[The problem]: The full set of entries should be repeated without a single change.
#### Records for this task ####
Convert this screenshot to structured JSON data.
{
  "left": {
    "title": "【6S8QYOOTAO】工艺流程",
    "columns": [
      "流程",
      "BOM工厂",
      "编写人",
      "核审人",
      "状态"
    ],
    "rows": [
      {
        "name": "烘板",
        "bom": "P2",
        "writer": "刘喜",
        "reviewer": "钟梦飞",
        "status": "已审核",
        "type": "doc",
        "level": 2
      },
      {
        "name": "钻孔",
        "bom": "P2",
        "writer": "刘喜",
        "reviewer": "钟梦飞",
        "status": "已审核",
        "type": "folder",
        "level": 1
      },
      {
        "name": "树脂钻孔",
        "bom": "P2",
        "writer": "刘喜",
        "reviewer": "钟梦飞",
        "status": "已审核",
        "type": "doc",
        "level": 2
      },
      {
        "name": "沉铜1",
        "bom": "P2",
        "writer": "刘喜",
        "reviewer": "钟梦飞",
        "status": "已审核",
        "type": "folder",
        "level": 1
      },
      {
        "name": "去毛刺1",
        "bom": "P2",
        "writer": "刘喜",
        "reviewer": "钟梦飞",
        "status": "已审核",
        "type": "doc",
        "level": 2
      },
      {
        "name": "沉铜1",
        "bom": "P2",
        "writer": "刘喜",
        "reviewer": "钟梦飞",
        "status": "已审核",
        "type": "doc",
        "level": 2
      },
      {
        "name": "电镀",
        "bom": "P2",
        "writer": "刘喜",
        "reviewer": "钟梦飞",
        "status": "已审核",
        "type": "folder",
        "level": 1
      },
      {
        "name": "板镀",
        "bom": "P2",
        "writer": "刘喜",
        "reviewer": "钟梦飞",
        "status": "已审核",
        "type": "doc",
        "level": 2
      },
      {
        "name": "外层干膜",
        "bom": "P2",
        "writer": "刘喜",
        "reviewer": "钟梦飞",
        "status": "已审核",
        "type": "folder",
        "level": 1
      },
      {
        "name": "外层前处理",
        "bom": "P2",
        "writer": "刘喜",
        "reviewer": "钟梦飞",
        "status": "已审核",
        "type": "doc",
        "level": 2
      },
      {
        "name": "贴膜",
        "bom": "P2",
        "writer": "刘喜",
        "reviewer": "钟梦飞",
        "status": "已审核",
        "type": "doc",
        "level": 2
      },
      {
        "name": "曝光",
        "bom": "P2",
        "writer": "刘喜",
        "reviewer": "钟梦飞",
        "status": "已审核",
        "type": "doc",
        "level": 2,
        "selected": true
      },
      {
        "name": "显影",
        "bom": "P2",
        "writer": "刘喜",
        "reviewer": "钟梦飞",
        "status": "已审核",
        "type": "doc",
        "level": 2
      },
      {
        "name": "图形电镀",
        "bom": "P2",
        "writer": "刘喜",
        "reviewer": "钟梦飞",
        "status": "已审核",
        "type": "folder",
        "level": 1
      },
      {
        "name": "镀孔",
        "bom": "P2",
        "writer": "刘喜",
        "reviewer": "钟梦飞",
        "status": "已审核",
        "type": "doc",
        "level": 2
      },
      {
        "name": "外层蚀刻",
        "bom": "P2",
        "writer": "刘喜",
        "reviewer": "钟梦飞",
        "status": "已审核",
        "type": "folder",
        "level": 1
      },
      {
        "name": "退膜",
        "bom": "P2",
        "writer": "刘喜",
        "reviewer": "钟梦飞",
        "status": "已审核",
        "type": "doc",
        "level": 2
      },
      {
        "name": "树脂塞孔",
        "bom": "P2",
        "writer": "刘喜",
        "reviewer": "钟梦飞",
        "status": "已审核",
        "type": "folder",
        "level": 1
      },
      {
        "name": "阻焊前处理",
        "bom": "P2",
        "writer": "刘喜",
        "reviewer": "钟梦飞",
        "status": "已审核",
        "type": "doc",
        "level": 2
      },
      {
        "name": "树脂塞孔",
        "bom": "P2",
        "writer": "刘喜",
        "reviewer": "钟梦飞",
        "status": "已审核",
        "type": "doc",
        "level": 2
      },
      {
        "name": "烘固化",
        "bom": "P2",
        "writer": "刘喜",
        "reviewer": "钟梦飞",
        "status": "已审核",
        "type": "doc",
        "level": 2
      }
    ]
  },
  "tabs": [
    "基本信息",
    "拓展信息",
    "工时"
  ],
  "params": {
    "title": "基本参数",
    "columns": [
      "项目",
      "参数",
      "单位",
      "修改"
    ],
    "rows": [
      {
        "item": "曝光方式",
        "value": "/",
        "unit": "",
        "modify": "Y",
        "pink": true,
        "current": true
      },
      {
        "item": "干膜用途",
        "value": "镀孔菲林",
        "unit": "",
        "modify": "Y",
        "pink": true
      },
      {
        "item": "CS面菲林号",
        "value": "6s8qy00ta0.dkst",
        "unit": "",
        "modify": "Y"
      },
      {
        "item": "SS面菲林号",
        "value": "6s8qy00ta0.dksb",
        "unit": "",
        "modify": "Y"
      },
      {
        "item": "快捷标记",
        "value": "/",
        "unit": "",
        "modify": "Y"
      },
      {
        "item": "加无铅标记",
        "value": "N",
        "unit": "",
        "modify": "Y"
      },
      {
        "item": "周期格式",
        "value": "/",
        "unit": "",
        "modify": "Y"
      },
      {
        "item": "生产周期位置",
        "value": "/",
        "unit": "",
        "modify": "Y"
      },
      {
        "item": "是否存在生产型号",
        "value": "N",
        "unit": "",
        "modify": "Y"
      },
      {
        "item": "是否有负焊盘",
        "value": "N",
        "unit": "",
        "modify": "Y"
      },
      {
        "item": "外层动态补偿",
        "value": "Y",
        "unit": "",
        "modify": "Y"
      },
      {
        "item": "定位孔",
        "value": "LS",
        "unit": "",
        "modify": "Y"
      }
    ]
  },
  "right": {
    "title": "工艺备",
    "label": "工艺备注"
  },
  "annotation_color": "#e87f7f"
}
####
[Task output]:
Convert this screenshot to structured JSON data.
{
  "left": {
    "title": "【6S8QYOOTAO】工艺流程",
    "columns": [
      "流程",
      "BOM工厂",
      "编写人",
      "核审人",
      "状态"
    ],
    "rows": [
      {
        "name": "烘板",
        "bom": "P2",
        "writer": "刘喜",
        "reviewer": "钟梦飞",
        "status": "已审核",
        "type": "doc",
        "level": 2
      },
      {
        "name": "钻孔",
        "bom": "P2",
        "writer": "刘喜",
        "reviewer": "钟梦飞",
        "status": "已审核",
        "type": "folder",
        "level": 1
      },
      {
        "name": "树脂钻孔",
        "bom": "P2",
        "writer": "刘喜",
        "reviewer": "钟梦飞",
        "status": "已审核",
        "type": "doc",
        "level": 2
      },
      {
        "name": "沉铜1",
        "bom": "P2",
        "writer": "刘喜",
        "reviewer": "钟梦飞",
        "status": "已审核",
        "type": "folder",
        "level": 1
      },
      {
        "name": "去毛刺1",
        "bom": "P2",
        "writer": "刘喜",
        "reviewer": "钟梦飞",
        "status": "已审核",
        "type": "doc",
        "level": 2
      },
      {
        "name": "沉铜1",
        "bom": "P2",
        "writer": "刘喜",
        "reviewer": "钟梦飞",
        "status": "已审核",
        "type": "doc",
        "level": 2
      },
      {
        "name": "电镀",
        "bom": "P2",
        "writer": "刘喜",
        "reviewer": "钟梦飞",
        "status": "已审核",
        "type": "folder",
        "level": 1
      },
      {
        "name": "板镀",
        "bom": "P2",
        "writer": "刘喜",
        "reviewer": "钟梦飞",
        "status": "已审核",
        "type": "doc",
        "level": 2
      },
      {
        "name": "外层干膜",
        "bom": "P2",
        "writer": "刘喜",
        "reviewer": "钟梦飞",
        "status": "已审核",
        "type": "folder",
        "level": 1
      },
      {
        "name": "外层前处理",
        "bom": "P2",
        "writer": "刘喜",
        "reviewer": "钟梦飞",
        "status": "已审核",
        "type": "doc",
        "level": 2
      },
      {
        "name": "贴膜",
        "bom": "P2",
        "writer": "刘喜",
        "reviewer": "钟梦飞",
        "status": "已审核",
        "type": "doc",
        "level": 2
      },
      {
        "name": "曝光",
        "bom": "P2",
        "writer": "刘喜",
        "reviewer": "钟梦飞",
        "status": "已审核",
        "type": "doc",
        "level": 2,
        "selected": true
      },
      {
        "name": "显影",
        "bom": "P2",
        "writer": "刘喜",
        "reviewer": "钟梦飞",
        "status": "已审核",
        "type": "doc",
        "level": 2
      },
      {
        "name": "图形电镀",
        "bom": "P2",
        "writer": "刘喜",
        "reviewer": "钟梦飞",
        "status": "已审核",
        "type": "folder",
        "level": 1
      },
      {
        "name": "镀孔",
        "bom": "P2",
        "writer": "刘喜",
        "reviewer": "钟梦飞",
        "status": "已审核",
        "type": "doc",
        "level": 2
      },
      {
        "name": "外层蚀刻",
        "bom": "P2",
        "writer": "刘喜",
        "reviewer": "钟梦飞",
        "status": "已审核",
        "type": "folder",
        "level": 1
      },
      {
        "name": "退膜",
        "bom": "P2",
        "writer": "刘喜",
        "reviewer": "钟梦飞",
        "status": "已审核",
        "type": "doc",
        "level": 2
      },
      {
        "name": "树脂塞孔",
        "bom": "P2",
        "writer": "刘喜",
        "reviewer": "钟梦飞",
        "status": "已审核",
        "type": "folder",
        "level": 1
      },
      {
        "name": "阻焊前处理",
        "bom": "P2",
        "writer": "刘喜",
        "reviewer": "钟梦飞",
        "status": "已审核",
        "type": "doc",
        "level": 2
      },
      {
        "name": "树脂塞孔",
        "bom": "P2",
        "writer": "刘喜",
        "reviewer": "钟梦飞",
        "status": "已审核",
        "type": "doc",
        "level": 2
      },
      {
        "name": "烘固化",
        "bom": "P2",
        "writer": "刘喜",
        "reviewer": "钟梦飞",
        "status": "已审核",
        "type": "doc",
        "level": 2
      }
    ]
  },
  "tabs": [
    "基本信息",
    "拓展信息",
    "工时"
  ],
  "params": {
    "title": "基本参数",
    "columns": [
      "项目",
      "参数",
      "单位",
      "修改"
    ],
    "rows": [
      {
        "item": "曝光方式",
        "value": "/",
        "unit": "",
        "modify": "Y",
        "pink": true,
        "current": true
      },
      {
        "item": "干膜用途",
        "value": "镀孔菲林",
        "unit": "",
        "modify": "Y",
        "pink": true
      },
      {
        "item": "CS面菲林号",
        "value": "6s8qy00ta0.dkst",
        "unit": "",
        "modify": "Y"
      },
      {
        "item": "SS面菲林号",
        "value": "6s8qy00ta0.dksb",
        "unit": "",
        "modify": "Y"
      },
      {
        "item": "快捷标记",
        "value": "/",
        "unit": "",
        "modify": "Y"
      },
      {
        "item": "加无铅标记",
        "value": "N",
        "unit": "",
        "modify": "Y"
      },
      {
        "item": "周期格式",
        "value": "/",
        "unit": "",
        "modify": "Y"
      },
      {
        "item": "生产周期位置",
        "value": "/",
        "unit": "",
        "modify": "Y"
      },
      {
        "item": "是否存在生产型号",
        "value": "N",
        "unit": "",
        "modify": "Y"
      },
      {
        "item": "是否有负焊盘",
        "value": "N",
        "unit": "",
        "modify": "Y"
      },
      {
        "item": "外层动态补偿",
        "value": "Y",
        "unit": "",
        "modify": "Y"
      },
      {
        "item": "定位孔",
        "value": "LS",
        "unit": "",
        "modify": "Y"
      }
    ]
  },
  "right": {
    "title": "工艺备",
    "label": "工艺备注"
  },
  "annotation_color": "#e87f7f"
}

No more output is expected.